MATERIAL PROVIDED:

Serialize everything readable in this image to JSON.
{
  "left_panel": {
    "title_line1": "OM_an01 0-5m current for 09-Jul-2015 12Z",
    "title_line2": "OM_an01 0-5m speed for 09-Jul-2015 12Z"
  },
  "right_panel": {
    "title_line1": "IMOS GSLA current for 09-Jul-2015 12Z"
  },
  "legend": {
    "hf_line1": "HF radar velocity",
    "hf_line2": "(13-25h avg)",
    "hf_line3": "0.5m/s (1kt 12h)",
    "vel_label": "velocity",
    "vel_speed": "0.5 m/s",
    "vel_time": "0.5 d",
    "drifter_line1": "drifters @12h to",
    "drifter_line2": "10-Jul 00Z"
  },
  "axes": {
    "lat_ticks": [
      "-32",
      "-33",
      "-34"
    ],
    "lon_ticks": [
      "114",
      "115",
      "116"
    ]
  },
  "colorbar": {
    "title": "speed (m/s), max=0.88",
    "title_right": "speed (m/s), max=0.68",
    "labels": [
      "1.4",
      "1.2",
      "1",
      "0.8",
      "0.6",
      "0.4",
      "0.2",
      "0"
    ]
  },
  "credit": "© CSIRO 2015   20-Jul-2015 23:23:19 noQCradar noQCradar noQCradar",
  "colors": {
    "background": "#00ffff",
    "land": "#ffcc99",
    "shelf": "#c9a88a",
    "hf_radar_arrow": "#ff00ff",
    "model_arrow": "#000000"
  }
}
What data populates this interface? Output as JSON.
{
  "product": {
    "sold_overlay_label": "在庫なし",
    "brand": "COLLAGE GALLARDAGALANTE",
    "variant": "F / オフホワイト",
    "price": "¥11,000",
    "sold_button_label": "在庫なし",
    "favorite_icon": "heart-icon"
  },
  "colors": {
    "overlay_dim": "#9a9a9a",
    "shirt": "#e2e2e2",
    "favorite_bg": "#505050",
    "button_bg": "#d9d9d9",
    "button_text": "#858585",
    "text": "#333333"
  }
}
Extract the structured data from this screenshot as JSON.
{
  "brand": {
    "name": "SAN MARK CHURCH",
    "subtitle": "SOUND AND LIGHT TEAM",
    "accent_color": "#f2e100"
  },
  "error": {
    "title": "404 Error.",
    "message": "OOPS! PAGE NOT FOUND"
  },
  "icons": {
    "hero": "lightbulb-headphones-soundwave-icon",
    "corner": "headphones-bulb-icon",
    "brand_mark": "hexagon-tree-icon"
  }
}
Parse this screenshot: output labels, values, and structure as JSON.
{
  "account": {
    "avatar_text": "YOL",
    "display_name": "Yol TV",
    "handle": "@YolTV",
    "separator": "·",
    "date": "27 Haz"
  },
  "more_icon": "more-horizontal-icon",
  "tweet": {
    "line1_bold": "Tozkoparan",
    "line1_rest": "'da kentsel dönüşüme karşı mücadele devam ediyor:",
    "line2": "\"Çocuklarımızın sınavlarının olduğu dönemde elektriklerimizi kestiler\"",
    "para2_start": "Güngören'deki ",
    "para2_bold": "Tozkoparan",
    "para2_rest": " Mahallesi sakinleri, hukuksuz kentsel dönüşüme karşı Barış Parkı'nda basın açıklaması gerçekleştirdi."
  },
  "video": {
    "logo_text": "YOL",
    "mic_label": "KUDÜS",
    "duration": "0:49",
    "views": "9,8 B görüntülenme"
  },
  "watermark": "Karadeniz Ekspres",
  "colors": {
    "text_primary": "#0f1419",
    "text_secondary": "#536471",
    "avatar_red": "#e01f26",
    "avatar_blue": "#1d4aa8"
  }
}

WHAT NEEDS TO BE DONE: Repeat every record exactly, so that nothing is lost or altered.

WRITTEN REPLY:
Serialize everything readable in this image to JSON.
{
  "left_panel": {
    "title_line1": "OM_an01 0-5m current for 09-Jul-2015 12Z",
    "title_line2": "OM_an01 0-5m speed for 09-Jul-2015 12Z"
  },
  "right_panel": {
    "title_line1": "IMOS GSLA current for 09-Jul-2015 12Z"
  },
  "legend": {
    "hf_line1": "HF radar velocity",
    "hf_line2": "(13-25h avg)",
    "hf_line3": "0.5m/s (1kt 12h)",
    "vel_label": "velocity",
    "vel_speed": "0.5 m/s",
    "vel_time": "0.5 d",
    "drifter_line1": "drifters @12h to",
    "drifter_line2": "10-Jul 00Z"
  },
  "axes": {
    "lat_ticks": [
      "-32",
      "-33",
      "-34"
    ],
    "lon_ticks": [
      "114",
      "115",
      "116"
    ]
  },
  "colorbar": {
    "title": "speed (m/s), max=0.88",
    "title_right": "speed (m/s), max=0.68",
    "labels": [
      "1.4",
      "1.2",
      "1",
      "0.8",
      "0.6",
      "0.4",
      "0.2",
      "0"
    ]
  },
  "credit": "© CSIRO 2015   20-Jul-2015 23:23:19 noQCradar noQCradar noQCradar",
  "colors": {
    "background": "#00ffff",
    "land": "#ffcc99",
    "shelf": "#c9a88a",
    "hf_radar_arrow": "#ff00ff",
    "model_arrow": "#000000"
  }
}
What data populates this interface? Output as JSON.
{
  "product": {
    "sold_overlay_label": "在庫なし",
    "brand": "COLLAGE GALLARDAGALANTE",
    "variant": "F / オフホワイト",
    "price": "¥11,000",
    "sold_button_label": "在庫なし",
    "favorite_icon": "heart-icon"
  },
  "colors": {
    "overlay_dim": "#9a9a9a",
    "shirt": "#e2e2e2",
    "favorite_bg": "#505050",
    "button_bg": "#d9d9d9",
    "button_text": "#858585",
    "text": "#333333"
  }
}
Extract the structured data from this screenshot as JSON.
{
  "brand": {
    "name": "SAN MARK CHURCH",
    "subtitle": "SOUND AND LIGHT TEAM",
    "accent_color": "#f2e100"
  },
  "error": {
    "title": "404 Error.",
    "message": "OOPS! PAGE NOT FOUND"
  },
  "icons": {
    "hero": "lightbulb-headphones-soundwave-icon",
    "corner": "headphones-bulb-icon",
    "brand_mark": "hexagon-tree-icon"
  }
}
Parse this screenshot: output labels, values, and structure as JSON.
{
  "account": {
    "avatar_text": "YOL",
    "display_name": "Yol TV",
    "handle": "@YolTV",
    "separator": "·",
    "date": "27 Haz"
  },
  "more_icon": "more-horizontal-icon",
  "tweet": {
    "line1_bold": "Tozkoparan",
    "line1_rest": "'da kentsel dönüşüme karşı mücadele devam ediyor:",
    "line2": "\"Çocuklarımızın sınavlarının olduğu dönemde elektriklerimizi kestiler\"",
    "para2_start": "Güngören'deki ",
    "para2_bold": "Tozkoparan",
    "para2_rest": " Mahallesi sakinleri, hukuksuz kentsel dönüşüme karşı Barış Parkı'nda basın açıklaması gerçekleştirdi."
  },
  "video": {
    "logo_text": "YOL",
    "mic_label": "KUDÜS",
    "duration": "0:49",
    "views": "9,8 B görüntülenme"
  },
  "watermark": "Karadeniz Ekspres",
  "colors": {
    "text_primary": "#0f1419",
    "text_secondary": "#536471",
    "avatar_red": "#e01f26",
    "avatar_blue": "#1d4aa8"
  }
}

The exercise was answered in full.